[Source data]
Start of Block

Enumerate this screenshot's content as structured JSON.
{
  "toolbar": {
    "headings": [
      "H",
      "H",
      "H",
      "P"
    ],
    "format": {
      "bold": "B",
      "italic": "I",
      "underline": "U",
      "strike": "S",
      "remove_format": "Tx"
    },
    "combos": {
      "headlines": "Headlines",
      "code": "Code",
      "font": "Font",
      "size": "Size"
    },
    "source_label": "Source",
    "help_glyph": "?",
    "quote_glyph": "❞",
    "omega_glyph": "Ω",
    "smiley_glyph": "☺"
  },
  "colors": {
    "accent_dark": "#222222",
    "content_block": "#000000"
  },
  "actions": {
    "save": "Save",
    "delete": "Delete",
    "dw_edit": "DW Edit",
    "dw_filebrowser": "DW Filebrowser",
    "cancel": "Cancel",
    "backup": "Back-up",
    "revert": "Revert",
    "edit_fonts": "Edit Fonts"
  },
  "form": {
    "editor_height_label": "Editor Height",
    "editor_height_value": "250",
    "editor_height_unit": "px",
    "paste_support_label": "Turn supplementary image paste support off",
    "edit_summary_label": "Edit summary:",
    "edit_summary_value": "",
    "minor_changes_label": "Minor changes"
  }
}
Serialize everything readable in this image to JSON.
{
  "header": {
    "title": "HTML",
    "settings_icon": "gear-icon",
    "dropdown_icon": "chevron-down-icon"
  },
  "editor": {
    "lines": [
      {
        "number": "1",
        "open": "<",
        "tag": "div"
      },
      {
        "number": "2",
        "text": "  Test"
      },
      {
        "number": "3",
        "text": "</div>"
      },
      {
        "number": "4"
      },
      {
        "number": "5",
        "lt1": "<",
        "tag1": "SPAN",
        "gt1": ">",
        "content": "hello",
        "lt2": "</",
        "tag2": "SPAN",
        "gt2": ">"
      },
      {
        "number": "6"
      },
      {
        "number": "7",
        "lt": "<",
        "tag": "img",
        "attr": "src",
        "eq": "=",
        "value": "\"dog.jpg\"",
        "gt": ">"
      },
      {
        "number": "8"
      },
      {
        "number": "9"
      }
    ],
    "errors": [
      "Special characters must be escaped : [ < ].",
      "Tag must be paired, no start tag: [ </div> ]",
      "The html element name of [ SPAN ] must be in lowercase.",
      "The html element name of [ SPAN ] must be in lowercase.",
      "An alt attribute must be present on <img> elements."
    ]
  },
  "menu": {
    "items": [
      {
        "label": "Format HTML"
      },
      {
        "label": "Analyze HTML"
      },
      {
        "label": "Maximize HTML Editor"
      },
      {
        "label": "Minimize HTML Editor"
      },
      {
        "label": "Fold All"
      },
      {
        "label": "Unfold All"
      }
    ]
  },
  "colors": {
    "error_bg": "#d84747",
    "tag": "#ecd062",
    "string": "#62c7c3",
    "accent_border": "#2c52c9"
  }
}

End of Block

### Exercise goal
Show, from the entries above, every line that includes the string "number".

### Result
        "number": "1",
        "number": "2",
        "number": "3",
        "number": "4"
        "number": "5",
        "number": "6"
        "number": "7",
        "number": "8"
        "number": "9"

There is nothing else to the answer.